Mkhwanazi said the challenge began when entrepreneurs needed to prove markets and the ability to generate revenue, which contributed to high impairments.
He said: “Where we can, we deal directly with corporates knowing that they have given suppliers the work, and will be able to generate revenue and repay us. We are also doing the same with government departments. We approach those that have specific projects earmarked for small and medium enterprises directly to say that if the challenge is funds, Sefa will bridge the gap. Where a person does not have a market, we cannot really assist them.”
Mkhwanazi said the provincial development finance institution was receiving a lot of applications, while the conversion rate was low. “The challenge is that people approach us while they are not fundable. This is because they cannot show the ability to repay the loan or cannot afford the loan.
“In other instances one finds that after doing the financial model, one realises that they have under-quoted or such. Their financial viability is a challenge. At times, they have bad credit ratings.
“While Sefa will not not fund applicants based on their credit rating, we expect them to have made arrangements with the creditor, then we would assist.

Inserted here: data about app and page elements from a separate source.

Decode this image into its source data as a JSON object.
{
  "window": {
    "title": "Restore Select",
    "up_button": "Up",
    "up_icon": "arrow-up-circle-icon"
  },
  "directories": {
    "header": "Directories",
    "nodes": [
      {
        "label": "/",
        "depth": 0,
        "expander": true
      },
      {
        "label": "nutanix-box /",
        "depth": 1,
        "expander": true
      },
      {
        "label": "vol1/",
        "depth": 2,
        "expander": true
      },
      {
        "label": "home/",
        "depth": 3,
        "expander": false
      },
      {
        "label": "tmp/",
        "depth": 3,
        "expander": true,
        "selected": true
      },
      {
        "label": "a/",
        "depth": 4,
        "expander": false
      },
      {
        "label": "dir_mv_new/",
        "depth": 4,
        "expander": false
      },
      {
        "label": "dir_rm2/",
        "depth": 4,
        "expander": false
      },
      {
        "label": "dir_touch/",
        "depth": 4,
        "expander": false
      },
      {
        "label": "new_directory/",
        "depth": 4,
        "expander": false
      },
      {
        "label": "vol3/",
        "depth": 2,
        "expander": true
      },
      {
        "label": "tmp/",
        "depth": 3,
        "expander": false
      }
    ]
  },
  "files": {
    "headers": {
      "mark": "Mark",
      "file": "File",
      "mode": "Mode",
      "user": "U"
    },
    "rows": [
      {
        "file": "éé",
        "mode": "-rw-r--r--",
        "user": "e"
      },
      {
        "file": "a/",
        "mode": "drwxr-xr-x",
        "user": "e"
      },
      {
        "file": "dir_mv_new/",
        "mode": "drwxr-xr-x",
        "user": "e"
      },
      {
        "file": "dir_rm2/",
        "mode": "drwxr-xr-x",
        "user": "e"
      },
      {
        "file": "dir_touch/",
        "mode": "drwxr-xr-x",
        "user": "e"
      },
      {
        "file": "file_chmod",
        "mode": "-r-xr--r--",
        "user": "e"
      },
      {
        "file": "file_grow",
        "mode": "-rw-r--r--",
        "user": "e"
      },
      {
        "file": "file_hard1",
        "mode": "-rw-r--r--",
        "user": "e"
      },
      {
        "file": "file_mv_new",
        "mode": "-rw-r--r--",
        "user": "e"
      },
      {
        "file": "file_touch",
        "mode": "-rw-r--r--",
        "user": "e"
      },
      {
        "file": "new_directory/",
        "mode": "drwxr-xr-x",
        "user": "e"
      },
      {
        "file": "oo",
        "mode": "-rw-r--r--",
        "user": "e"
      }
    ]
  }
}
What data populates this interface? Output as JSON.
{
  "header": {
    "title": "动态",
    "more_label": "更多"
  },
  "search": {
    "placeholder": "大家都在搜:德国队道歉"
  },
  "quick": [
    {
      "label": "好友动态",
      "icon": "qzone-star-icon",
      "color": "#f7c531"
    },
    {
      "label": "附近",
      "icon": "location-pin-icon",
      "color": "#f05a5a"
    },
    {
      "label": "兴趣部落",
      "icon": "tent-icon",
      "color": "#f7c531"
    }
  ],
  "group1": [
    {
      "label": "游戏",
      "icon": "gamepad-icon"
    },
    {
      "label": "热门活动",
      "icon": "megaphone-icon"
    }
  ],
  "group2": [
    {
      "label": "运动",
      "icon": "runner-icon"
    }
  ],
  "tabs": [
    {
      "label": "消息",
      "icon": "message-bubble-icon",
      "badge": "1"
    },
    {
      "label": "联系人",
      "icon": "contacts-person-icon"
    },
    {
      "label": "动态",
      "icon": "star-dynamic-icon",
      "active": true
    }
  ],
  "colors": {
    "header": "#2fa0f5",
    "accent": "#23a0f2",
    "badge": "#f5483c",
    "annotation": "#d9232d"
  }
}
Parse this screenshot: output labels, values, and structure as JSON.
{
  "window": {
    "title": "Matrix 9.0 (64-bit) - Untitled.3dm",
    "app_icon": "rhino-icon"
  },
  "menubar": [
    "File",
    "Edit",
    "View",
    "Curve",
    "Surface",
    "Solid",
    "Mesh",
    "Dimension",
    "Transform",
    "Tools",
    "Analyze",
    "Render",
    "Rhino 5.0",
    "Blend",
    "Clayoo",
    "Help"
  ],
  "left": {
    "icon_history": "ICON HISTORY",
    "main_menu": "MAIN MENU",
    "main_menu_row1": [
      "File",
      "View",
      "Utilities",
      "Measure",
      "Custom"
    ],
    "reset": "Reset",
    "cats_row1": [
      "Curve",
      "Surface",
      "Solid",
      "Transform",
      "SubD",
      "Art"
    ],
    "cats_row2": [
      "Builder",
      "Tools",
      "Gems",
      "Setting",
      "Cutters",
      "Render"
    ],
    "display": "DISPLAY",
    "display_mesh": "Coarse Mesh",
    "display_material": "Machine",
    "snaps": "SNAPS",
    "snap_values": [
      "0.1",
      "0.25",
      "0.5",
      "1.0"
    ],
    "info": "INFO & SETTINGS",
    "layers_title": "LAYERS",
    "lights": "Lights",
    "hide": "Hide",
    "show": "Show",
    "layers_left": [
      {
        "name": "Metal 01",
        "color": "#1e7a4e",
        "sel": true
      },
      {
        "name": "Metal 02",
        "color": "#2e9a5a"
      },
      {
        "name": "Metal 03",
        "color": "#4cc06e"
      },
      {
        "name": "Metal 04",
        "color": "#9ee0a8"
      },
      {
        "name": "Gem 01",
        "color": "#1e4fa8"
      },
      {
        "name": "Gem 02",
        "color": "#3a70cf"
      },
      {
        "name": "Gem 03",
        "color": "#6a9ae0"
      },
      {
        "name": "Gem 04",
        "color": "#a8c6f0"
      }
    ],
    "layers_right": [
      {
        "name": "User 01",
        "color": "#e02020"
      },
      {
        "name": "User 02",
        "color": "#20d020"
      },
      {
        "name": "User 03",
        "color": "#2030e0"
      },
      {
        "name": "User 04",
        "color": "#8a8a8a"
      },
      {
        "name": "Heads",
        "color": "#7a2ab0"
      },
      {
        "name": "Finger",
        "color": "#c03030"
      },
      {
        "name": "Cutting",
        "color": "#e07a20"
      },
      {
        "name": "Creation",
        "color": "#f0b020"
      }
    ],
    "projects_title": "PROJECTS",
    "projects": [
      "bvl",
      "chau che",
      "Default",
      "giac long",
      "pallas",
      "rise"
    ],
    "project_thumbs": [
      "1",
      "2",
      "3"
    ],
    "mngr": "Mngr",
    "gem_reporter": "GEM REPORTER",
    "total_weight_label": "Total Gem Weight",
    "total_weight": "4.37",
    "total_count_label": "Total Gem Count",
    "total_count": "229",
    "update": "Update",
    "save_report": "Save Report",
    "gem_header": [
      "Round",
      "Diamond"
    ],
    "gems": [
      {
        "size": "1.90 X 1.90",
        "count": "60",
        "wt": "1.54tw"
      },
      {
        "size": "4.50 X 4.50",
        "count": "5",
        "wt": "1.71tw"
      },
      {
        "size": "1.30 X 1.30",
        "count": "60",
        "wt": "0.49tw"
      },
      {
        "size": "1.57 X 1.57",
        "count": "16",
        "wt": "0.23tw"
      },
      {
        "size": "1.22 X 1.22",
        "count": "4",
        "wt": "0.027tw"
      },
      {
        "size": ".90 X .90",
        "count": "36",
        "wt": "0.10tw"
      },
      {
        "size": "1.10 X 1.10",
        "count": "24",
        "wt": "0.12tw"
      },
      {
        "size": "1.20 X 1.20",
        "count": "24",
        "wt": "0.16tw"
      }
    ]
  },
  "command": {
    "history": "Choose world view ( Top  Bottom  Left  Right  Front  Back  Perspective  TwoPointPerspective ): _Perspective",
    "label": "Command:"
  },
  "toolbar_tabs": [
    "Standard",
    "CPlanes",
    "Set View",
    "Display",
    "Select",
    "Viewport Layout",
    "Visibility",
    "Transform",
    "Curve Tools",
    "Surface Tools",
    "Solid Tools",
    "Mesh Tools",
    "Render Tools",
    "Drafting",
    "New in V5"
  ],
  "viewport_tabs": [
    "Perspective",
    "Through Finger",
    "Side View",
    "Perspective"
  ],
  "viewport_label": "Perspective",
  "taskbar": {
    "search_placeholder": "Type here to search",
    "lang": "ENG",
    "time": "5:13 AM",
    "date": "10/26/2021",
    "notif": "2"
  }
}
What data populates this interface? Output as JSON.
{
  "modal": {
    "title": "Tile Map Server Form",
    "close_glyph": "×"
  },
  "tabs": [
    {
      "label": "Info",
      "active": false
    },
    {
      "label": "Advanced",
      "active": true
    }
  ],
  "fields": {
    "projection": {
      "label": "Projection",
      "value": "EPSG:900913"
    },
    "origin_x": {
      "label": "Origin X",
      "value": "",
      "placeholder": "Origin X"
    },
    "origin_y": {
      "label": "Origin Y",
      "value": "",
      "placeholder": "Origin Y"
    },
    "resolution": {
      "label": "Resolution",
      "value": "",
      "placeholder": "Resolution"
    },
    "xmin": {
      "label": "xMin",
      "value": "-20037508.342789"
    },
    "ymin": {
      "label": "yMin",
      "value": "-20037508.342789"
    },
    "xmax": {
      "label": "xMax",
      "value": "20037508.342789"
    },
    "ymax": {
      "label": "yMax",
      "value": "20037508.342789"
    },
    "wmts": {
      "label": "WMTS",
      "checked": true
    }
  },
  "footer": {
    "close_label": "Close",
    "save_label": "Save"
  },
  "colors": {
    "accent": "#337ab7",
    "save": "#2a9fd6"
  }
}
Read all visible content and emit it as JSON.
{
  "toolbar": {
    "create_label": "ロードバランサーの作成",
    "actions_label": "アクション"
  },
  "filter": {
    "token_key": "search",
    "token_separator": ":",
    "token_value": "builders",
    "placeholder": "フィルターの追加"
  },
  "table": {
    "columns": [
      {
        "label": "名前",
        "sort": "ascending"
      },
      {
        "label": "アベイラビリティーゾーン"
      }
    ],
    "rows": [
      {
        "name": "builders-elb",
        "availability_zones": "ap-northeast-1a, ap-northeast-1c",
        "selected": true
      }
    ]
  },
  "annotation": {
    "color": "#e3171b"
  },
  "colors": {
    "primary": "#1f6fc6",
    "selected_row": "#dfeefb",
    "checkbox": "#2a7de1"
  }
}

If you come to Sefa owing other financial institutions, we cannot assist you.”
Mkhwanazi said in most cases entrepreneurs could not substantiate their ability to repay. He said that for this reason they approached departments and corporates to tell them that they did have funds, but lacked entrepreneurs who could show an ability to repay as they financed on risk without focusing on security.
Mkhwanazi said this approach had helped increase the deal flow (source) and the quality of the deals.
He said the KwaZulu-Natal SMME sector had great potential, although not everyone was an entrepreneur.
University of KwaZulu-Natal agricultural economist, Maxwell Mudhara, agreed that funding was not readily available to farming entrepreneurs.
“The process itself might be too onerous. People in rural areas generally struggle to enumerate, therefore presenting a comprehensive budget might be difficult. Some do not know about the funders. The challenge is awareness and numeracy,” said Mudhara.